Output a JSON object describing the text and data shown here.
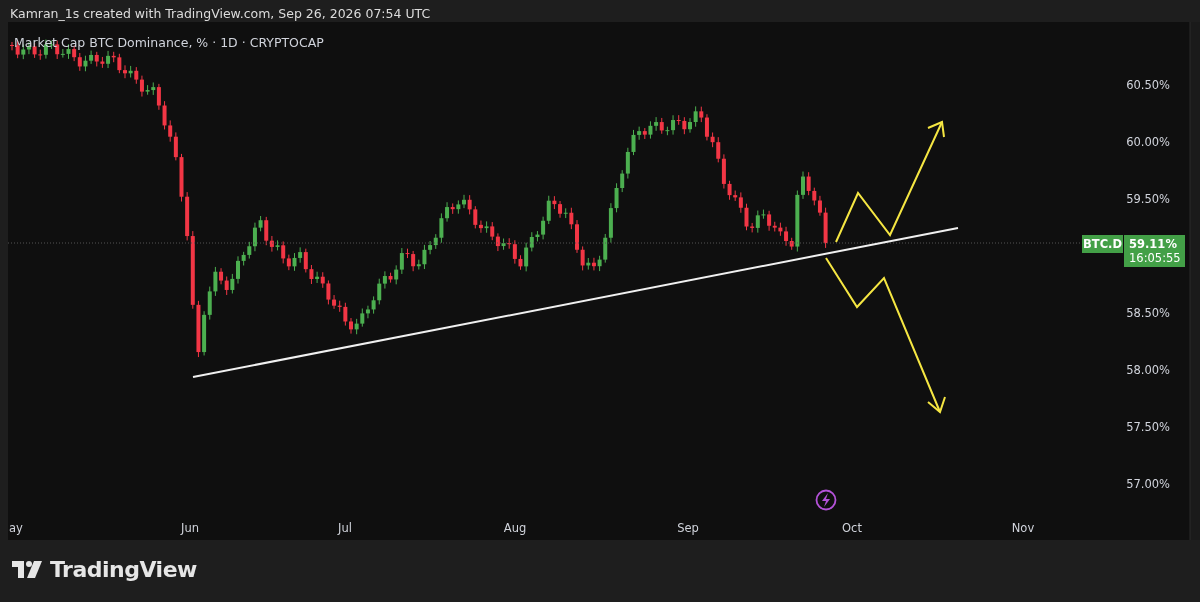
{
  "header": {
    "text": "Kamran_1s created with TradingView.com, Sep 26, 2026 07:54 UTC"
  },
  "legend": {
    "text": "Market Cap BTC Dominance, % · 1D · CRYPTOCAP"
  },
  "price_axis": {
    "ticks": [
      "60.50%",
      "60.00%",
      "59.50%",
      "58.50%",
      "58.00%",
      "57.50%",
      "57.00%"
    ]
  },
  "last_price": {
    "symbol": "BTC.D",
    "price": "59.11%",
    "countdown": "16:05:55"
  },
  "time_axis": {
    "labels": [
      "ay",
      "Jun",
      "Jul",
      "Aug",
      "Sep",
      "Oct",
      "Nov"
    ]
  },
  "brand": {
    "name": "TradingView"
  }
}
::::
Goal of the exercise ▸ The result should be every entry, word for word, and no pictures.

Written answer ▸
Output a JSON object describing the text and data shown here.
{
  "header": {
    "text": "Kamran_1s created with TradingView.com, Sep 26, 2026 07:54 UTC"
  },
  "legend": {
    "text": "Market Cap BTC Dominance, % · 1D · CRYPTOCAP"
  },
  "price_axis": {
    "ticks": [
      "60.50%",
      "60.00%",
      "59.50%",
      "58.50%",
      "58.00%",
      "57.50%",
      "57.00%"
    ]
  },
  "last_price": {
    "symbol": "BTC.D",
    "price": "59.11%",
    "countdown": "16:05:55"
  },
  "time_axis": {
    "labels": [
      "ay",
      "Jun",
      "Jul",
      "Aug",
      "Sep",
      "Oct",
      "Nov"
    ]
  },
  "brand": {
    "name": "TradingView"
  }
}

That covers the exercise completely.